(Exercise) Using the listing below, extract each line that has the word "text" in it.

(Data in this exercise)
==================================================

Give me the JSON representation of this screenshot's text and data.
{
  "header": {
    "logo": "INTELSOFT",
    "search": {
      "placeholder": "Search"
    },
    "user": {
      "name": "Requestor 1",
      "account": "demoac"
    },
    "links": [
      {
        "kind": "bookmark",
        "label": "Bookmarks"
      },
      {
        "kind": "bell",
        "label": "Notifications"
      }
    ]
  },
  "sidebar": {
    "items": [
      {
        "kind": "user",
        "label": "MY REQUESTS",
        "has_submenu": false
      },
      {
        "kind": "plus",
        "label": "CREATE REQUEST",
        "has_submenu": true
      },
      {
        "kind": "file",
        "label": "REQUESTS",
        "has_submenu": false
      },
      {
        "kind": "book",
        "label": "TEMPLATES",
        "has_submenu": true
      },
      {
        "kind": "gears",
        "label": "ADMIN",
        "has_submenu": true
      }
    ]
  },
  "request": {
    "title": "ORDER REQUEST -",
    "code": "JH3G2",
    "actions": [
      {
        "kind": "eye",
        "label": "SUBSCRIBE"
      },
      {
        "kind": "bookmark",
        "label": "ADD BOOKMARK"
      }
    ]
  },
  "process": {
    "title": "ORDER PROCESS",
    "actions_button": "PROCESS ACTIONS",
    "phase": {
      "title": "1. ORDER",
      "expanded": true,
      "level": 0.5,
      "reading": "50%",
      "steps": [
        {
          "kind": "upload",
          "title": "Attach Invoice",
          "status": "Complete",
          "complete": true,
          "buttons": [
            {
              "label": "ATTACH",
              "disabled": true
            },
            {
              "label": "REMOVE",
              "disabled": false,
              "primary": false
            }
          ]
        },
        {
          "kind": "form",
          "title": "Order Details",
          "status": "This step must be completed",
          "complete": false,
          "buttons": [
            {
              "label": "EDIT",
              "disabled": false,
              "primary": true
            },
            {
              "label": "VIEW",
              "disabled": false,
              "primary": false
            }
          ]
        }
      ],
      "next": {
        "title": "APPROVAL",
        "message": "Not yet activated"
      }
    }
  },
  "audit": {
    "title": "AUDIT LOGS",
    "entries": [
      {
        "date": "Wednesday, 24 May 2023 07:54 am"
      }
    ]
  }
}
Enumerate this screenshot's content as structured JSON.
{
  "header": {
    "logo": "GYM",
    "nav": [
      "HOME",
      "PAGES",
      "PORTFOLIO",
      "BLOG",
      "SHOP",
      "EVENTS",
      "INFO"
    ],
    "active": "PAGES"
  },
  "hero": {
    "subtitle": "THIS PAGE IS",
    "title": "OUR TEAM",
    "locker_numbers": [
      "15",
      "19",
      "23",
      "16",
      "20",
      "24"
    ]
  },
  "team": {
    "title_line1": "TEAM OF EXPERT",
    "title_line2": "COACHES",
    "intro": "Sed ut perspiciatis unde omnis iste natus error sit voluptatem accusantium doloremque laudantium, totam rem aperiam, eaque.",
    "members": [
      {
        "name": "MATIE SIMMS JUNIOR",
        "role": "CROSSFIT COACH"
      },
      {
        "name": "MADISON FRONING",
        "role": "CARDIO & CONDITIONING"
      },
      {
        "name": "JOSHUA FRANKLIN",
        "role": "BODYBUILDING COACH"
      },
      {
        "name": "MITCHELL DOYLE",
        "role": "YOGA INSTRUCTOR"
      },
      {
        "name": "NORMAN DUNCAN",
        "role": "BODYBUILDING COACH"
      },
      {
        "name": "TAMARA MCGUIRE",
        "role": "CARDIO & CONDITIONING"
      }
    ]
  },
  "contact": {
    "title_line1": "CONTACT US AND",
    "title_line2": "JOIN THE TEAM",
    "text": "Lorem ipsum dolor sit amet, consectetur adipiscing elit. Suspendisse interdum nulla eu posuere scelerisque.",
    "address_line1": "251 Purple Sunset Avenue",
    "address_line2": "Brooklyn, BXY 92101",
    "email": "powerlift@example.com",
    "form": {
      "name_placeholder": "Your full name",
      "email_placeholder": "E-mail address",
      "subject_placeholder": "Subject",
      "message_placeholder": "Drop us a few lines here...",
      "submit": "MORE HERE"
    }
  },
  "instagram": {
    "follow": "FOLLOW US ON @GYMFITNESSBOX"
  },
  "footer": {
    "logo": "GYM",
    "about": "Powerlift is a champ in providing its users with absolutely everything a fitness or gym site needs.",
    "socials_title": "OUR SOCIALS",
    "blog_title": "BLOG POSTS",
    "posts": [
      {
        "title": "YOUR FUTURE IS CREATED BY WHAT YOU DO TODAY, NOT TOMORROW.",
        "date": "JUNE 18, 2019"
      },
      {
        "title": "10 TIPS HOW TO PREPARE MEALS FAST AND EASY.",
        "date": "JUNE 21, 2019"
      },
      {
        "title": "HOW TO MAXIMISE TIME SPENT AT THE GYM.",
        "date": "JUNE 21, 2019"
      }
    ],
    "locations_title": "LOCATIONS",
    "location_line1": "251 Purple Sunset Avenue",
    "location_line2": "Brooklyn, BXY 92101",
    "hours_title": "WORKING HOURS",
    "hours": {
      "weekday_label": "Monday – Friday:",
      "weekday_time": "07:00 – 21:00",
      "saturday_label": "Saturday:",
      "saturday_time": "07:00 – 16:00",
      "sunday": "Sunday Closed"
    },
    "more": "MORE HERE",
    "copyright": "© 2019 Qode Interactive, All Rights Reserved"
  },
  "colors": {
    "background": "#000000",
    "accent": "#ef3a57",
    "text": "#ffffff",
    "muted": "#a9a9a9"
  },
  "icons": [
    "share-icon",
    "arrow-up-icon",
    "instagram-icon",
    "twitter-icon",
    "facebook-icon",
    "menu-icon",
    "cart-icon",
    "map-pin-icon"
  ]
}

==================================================

(Reply to the exercise)
Give me the JSON representation of this screenshot's text and data.
    "text": "Lorem ipsum dolor sit amet, consectetur adipiscing elit. Suspendisse interdum nulla eu posuere scelerisque.",
    "text": "#ffffff",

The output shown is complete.